**PROVIDED DATA**

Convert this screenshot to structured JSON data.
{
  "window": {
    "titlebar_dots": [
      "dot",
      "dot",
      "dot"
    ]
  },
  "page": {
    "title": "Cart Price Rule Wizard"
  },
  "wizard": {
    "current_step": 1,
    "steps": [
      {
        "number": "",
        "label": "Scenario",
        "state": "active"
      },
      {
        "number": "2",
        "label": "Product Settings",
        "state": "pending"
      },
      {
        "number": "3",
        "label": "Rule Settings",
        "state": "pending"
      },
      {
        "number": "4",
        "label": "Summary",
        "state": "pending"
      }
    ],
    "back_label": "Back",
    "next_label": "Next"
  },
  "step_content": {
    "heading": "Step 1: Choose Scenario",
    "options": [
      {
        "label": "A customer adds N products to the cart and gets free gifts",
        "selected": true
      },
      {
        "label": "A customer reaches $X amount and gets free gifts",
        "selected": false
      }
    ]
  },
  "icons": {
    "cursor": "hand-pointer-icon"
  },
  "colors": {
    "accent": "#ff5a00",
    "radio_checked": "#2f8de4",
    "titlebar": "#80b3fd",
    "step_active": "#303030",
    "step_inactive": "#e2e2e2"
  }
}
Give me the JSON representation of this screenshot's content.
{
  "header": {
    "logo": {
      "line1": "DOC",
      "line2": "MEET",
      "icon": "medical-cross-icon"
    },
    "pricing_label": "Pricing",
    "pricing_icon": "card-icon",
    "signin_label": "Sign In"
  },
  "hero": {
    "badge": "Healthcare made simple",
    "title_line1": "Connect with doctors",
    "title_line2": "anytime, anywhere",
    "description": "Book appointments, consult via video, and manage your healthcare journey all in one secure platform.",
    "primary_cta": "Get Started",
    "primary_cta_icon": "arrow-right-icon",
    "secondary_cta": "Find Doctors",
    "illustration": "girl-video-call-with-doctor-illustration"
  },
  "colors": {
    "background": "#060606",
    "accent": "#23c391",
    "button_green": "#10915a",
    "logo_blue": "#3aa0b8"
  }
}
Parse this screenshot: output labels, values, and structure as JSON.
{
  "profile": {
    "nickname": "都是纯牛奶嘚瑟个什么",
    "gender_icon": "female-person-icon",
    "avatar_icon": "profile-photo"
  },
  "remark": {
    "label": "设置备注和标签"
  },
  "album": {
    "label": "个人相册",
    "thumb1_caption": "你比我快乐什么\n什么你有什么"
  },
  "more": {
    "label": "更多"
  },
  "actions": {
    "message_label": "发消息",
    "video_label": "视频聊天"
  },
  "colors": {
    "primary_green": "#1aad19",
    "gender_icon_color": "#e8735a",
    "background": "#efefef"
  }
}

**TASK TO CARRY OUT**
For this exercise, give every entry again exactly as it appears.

**REPLY**
Convert this screenshot to structured JSON data.
{
  "window": {
    "titlebar_dots": [
      "dot",
      "dot",
      "dot"
    ]
  },
  "page": {
    "title": "Cart Price Rule Wizard"
  },
  "wizard": {
    "current_step": 1,
    "steps": [
      {
        "number": "",
        "label": "Scenario",
        "state": "active"
      },
      {
        "number": "2",
        "label": "Product Settings",
        "state": "pending"
      },
      {
        "number": "3",
        "label": "Rule Settings",
        "state": "pending"
      },
      {
        "number": "4",
        "label": "Summary",
        "state": "pending"
      }
    ],
    "back_label": "Back",
    "next_label": "Next"
  },
  "step_content": {
    "heading": "Step 1: Choose Scenario",
    "options": [
      {
        "label": "A customer adds N products to the cart and gets free gifts",
        "selected": true
      },
      {
        "label": "A customer reaches $X amount and gets free gifts",
        "selected": false
      }
    ]
  },
  "icons": {
    "cursor": "hand-pointer-icon"
  },
  "colors": {
    "accent": "#ff5a00",
    "radio_checked": "#2f8de4",
    "titlebar": "#80b3fd",
    "step_active": "#303030",
    "step_inactive": "#e2e2e2"
  }
}
Give me the JSON representation of this screenshot's content.
{
  "header": {
    "logo": {
      "line1": "DOC",
      "line2": "MEET",
      "icon": "medical-cross-icon"
    },
    "pricing_label": "Pricing",
    "pricing_icon": "card-icon",
    "signin_label": "Sign In"
  },
  "hero": {
    "badge": "Healthcare made simple",
    "title_line1": "Connect with doctors",
    "title_line2": "anytime, anywhere",
    "description": "Book appointments, consult via video, and manage your healthcare journey all in one secure platform.",
    "primary_cta": "Get Started",
    "primary_cta_icon": "arrow-right-icon",
    "secondary_cta": "Find Doctors",
    "illustration": "girl-video-call-with-doctor-illustration"
  },
  "colors": {
    "background": "#060606",
    "accent": "#23c391",
    "button_green": "#10915a",
    "logo_blue": "#3aa0b8"
  }
}
Parse this screenshot: output labels, values, and structure as JSON.
{
  "profile": {
    "nickname": "都是纯牛奶嘚瑟个什么",
    "gender_icon": "female-person-icon",
    "avatar_icon": "profile-photo"
  },
  "remark": {
    "label": "设置备注和标签"
  },
  "album": {
    "label": "个人相册",
    "thumb1_caption": "你比我快乐什么\n什么你有什么"
  },
  "more": {
    "label": "更多"
  },
  "actions": {
    "message_label": "发消息",
    "video_label": "视频聊天"
  },
  "colors": {
    "primary_green": "#1aad19",
    "gender_icon_color": "#e8735a",
    "background": "#efefef"
  }
}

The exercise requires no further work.